*** Provided records Section Begins ***

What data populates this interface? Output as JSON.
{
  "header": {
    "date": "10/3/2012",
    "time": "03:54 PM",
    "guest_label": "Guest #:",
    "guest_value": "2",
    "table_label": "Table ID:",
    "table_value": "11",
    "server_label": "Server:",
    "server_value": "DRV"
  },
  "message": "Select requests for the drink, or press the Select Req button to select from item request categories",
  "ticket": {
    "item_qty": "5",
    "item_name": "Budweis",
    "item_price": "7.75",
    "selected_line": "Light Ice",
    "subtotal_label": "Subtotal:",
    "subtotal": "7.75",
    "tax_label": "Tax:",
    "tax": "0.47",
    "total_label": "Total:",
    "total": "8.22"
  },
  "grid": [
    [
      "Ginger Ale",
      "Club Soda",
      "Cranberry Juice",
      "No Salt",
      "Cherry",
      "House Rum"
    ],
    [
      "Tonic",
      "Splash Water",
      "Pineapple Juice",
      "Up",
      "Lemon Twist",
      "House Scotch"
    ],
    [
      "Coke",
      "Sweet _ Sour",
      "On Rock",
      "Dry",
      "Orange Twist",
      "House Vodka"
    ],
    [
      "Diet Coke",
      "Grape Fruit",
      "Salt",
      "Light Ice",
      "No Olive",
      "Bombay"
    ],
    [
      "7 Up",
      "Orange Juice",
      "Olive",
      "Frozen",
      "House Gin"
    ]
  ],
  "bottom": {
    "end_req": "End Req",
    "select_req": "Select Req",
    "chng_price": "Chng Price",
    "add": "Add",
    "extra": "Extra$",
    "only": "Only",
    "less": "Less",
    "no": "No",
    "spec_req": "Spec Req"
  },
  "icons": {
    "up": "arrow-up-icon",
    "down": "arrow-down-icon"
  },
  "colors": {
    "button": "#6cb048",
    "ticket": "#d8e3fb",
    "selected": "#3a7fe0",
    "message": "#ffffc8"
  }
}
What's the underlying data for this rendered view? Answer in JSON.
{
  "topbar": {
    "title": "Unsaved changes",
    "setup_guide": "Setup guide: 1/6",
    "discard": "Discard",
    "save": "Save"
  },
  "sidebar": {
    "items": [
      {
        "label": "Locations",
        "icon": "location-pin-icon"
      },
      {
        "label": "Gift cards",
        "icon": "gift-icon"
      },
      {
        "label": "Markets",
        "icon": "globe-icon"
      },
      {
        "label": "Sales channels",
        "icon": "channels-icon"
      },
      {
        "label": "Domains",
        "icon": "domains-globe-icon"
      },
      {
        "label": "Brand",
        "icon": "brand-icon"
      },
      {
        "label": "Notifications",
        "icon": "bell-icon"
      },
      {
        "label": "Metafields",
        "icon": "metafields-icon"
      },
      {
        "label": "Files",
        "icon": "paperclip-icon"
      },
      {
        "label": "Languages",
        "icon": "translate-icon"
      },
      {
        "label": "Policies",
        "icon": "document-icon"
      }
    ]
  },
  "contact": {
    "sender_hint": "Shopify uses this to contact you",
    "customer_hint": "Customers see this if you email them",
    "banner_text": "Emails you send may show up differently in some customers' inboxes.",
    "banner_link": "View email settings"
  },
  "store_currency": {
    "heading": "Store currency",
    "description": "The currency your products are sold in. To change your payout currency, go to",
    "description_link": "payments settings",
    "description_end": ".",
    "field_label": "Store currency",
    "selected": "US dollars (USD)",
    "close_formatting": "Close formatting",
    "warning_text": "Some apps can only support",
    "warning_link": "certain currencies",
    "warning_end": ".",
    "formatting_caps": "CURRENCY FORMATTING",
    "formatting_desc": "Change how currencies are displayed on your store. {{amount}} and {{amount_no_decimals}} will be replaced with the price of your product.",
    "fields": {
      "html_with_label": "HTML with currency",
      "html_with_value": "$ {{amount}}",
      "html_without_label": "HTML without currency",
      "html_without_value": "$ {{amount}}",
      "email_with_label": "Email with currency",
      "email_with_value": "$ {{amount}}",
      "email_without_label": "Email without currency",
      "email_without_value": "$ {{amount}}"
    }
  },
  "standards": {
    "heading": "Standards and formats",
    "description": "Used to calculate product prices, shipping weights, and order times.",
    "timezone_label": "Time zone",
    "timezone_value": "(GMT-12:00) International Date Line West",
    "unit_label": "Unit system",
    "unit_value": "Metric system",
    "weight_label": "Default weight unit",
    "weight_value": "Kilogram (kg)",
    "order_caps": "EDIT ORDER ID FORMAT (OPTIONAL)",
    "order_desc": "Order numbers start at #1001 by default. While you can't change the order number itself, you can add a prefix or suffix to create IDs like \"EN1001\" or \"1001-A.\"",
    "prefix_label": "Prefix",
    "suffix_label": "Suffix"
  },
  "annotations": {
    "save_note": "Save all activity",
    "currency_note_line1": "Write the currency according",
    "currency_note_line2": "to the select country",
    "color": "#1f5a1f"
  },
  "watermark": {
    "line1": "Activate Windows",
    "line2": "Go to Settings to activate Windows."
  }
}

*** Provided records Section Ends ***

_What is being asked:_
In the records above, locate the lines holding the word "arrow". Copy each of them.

_Exercise solution:_
    "up": "arrow-up-icon",
    "down": "arrow-down-icon"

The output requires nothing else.